Data extracted from a collection
——————
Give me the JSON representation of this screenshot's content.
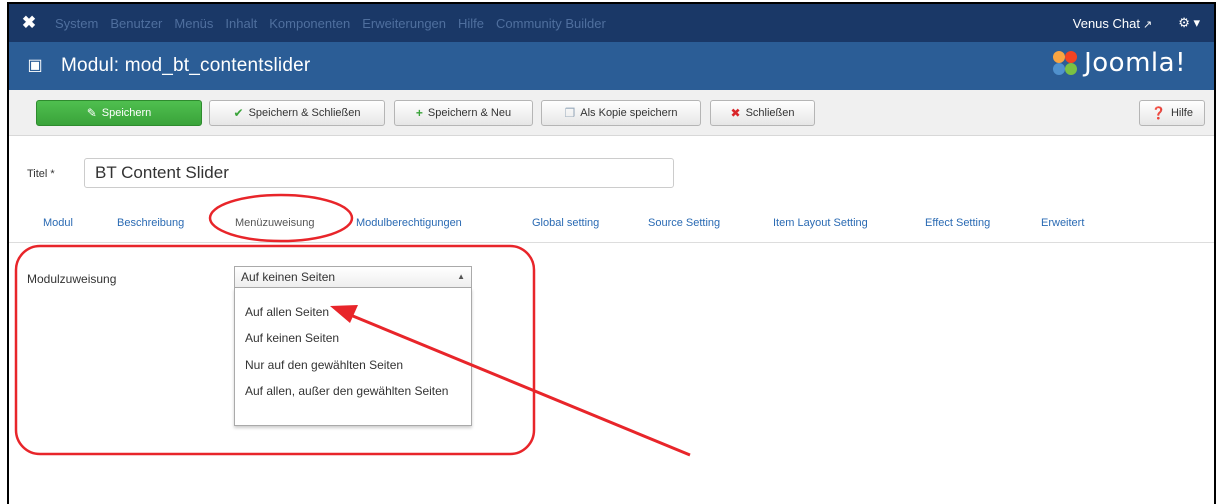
{
  "navbar": {
    "menu": [
      "System",
      "Benutzer",
      "Menüs",
      "Inhalt",
      "Komponenten",
      "Erweiterungen",
      "Hilfe",
      "Community Builder"
    ],
    "user_label": "Venus Chat",
    "settings_icon": "gear-icon"
  },
  "header": {
    "title": "Modul: mod_bt_contentslider",
    "brand": "Joomla!"
  },
  "toolbar": {
    "save": "Speichern",
    "save_close": "Speichern & Schließen",
    "save_new": "Speichern & Neu",
    "save_copy": "Als Kopie speichern",
    "close": "Schließen",
    "help": "Hilfe"
  },
  "form": {
    "title_label": "Titel *",
    "title_value": "BT Content Slider"
  },
  "tabs": [
    "Modul",
    "Beschreibung",
    "Menüzuweisung",
    "Modulberechtigungen",
    "Global setting",
    "Source Setting",
    "Item Layout Setting",
    "Effect Setting",
    "Erweitert"
  ],
  "assignment": {
    "label": "Modulzuweisung",
    "selected": "Auf keinen Seiten",
    "options": [
      "Auf allen Seiten",
      "Auf keinen Seiten",
      "Nur auf den gewählten Seiten",
      "Auf allen, außer den gewählten Seiten"
    ]
  },
  "colors": {
    "navbar": "#1a3867",
    "titlebar": "#2b5d96",
    "save_button": "#3aa33a",
    "annotation": "#e8252a",
    "link": "#2a6ab3"
  }
}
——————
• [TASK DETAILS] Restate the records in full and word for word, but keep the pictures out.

• [EXPECTED OUTPUT]
Give me the JSON representation of this screenshot's content.
{
  "navbar": {
    "menu": [
      "System",
      "Benutzer",
      "Menüs",
      "Inhalt",
      "Komponenten",
      "Erweiterungen",
      "Hilfe",
      "Community Builder"
    ],
    "user_label": "Venus Chat",
    "settings_icon": "gear-icon"
  },
  "header": {
    "title": "Modul: mod_bt_contentslider",
    "brand": "Joomla!"
  },
  "toolbar": {
    "save": "Speichern",
    "save_close": "Speichern & Schließen",
    "save_new": "Speichern & Neu",
    "save_copy": "Als Kopie speichern",
    "close": "Schließen",
    "help": "Hilfe"
  },
  "form": {
    "title_label": "Titel *",
    "title_value": "BT Content Slider"
  },
  "tabs": [
    "Modul",
    "Beschreibung",
    "Menüzuweisung",
    "Modulberechtigungen",
    "Global setting",
    "Source Setting",
    "Item Layout Setting",
    "Effect Setting",
    "Erweitert"
  ],
  "assignment": {
    "label": "Modulzuweisung",
    "selected": "Auf keinen Seiten",
    "options": [
      "Auf allen Seiten",
      "Auf keinen Seiten",
      "Nur auf den gewählten Seiten",
      "Auf allen, außer den gewählten Seiten"
    ]
  },
  "colors": {
    "navbar": "#1a3867",
    "titlebar": "#2b5d96",
    "save_button": "#3aa33a",
    "annotation": "#e8252a",
    "link": "#2a6ab3"
  }
}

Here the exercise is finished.